The main business of the 2011 ABM revolved around Sovereign Grace Theological Seminary (SGTS) and the African Christian University (ACU).
SGTS. Bruce Button, head of the SGTS, reported that SGTS was established 5 years ago. In 2008 it was decided to relocate SGTS to Zambia where it would fall under the joint oversight of Lusaka, Kabwata, Evangel, and Mount Makulu Baptist Churches. An administrator was appointed a few weeks prior to the ABM. Bruce reported a current enrolment of 16 students: 7 from Zambia, 2 from Malawi, 3 from Zimbabwe, 3 from South Africa, and 1 from Namibia. Despite progress made, SGTS still faces a number of challenges, the biggest of which remained the addition of full time staff. It is envisioned that the SGTS would become the theological faculty of the ACU.
Bruce challenged the member churches of Sola 5 to consider tithing an amount equalling 10% of their pastor's salary to SGTS.
ACU. Ken Turnbull, director of ACU, provided background and led the discussion. ACU is a mammoth project under the oversight of the same four churches as SGTS. Ken showed an inspiring DVD which provided detailed background as well as outlining the ACU vision and strategy. Readers requiring more information are encouraged to have a look at http://acu-usa.com as well as an article in a recent edition of the Sola 5 Chronicles (No 13 ‒ see also www.sola5.org).
Future Sola 5 Conferences were planned as follows: 6 to 9 September 2012 in Manzini (Swaziland) – to be hosted by Manzini Fellowship Church and 2013 in Windhoek (Namibia) – to be hosted by the Windhoek Sola 5 churches.

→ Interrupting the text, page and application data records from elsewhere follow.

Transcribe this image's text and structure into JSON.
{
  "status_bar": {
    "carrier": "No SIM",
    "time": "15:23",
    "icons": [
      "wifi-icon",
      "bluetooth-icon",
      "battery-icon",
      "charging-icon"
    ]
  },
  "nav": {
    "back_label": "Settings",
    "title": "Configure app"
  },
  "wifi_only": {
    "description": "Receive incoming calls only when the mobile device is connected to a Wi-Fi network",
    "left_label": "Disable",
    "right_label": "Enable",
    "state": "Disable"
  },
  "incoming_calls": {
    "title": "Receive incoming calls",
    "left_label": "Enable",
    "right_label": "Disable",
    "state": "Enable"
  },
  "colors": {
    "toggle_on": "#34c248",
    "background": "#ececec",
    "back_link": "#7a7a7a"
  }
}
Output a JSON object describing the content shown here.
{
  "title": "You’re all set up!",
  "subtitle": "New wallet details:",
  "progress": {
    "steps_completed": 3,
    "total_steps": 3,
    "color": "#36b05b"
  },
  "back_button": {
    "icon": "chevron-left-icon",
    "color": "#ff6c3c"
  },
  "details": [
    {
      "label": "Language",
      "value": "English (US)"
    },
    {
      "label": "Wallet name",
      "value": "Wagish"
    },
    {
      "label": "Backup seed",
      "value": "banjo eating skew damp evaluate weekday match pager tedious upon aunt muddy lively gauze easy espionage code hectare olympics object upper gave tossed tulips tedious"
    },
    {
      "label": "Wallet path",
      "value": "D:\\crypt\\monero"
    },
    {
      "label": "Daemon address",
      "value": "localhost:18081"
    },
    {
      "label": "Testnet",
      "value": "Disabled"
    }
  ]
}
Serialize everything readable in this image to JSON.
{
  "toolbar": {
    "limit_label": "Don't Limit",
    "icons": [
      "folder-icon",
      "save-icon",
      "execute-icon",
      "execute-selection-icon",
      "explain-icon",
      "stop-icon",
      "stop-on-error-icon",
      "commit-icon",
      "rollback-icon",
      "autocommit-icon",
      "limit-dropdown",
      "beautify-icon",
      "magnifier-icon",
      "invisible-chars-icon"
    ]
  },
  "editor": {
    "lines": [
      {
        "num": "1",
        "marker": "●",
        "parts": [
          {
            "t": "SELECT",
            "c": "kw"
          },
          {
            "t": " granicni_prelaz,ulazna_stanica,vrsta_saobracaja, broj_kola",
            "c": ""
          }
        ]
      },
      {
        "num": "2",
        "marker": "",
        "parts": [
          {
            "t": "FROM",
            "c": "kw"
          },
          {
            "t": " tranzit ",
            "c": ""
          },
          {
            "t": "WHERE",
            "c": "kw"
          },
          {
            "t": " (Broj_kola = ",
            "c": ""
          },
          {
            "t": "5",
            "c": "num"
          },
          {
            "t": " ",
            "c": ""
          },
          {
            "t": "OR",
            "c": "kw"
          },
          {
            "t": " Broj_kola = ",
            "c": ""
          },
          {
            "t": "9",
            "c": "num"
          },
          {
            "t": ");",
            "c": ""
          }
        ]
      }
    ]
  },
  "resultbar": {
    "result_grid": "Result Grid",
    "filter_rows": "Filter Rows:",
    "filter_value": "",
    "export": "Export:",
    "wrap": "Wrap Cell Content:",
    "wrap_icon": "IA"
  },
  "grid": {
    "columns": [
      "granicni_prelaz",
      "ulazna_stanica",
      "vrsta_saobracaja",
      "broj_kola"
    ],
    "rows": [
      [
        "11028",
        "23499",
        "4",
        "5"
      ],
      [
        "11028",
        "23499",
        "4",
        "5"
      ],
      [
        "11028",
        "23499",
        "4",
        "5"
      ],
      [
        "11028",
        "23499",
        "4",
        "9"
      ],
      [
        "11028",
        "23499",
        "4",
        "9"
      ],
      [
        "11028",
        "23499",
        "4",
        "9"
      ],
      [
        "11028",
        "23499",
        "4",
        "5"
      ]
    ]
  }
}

We request that you please, not only diarise the dates of our next assembly and seek to make the necessary arrangements to attend, but also that you pray for the association and for the assembly. We look forward to seeing you in Swaziland and will give you further details of the assembly as the time draws closer.
-- Conrad Mbewe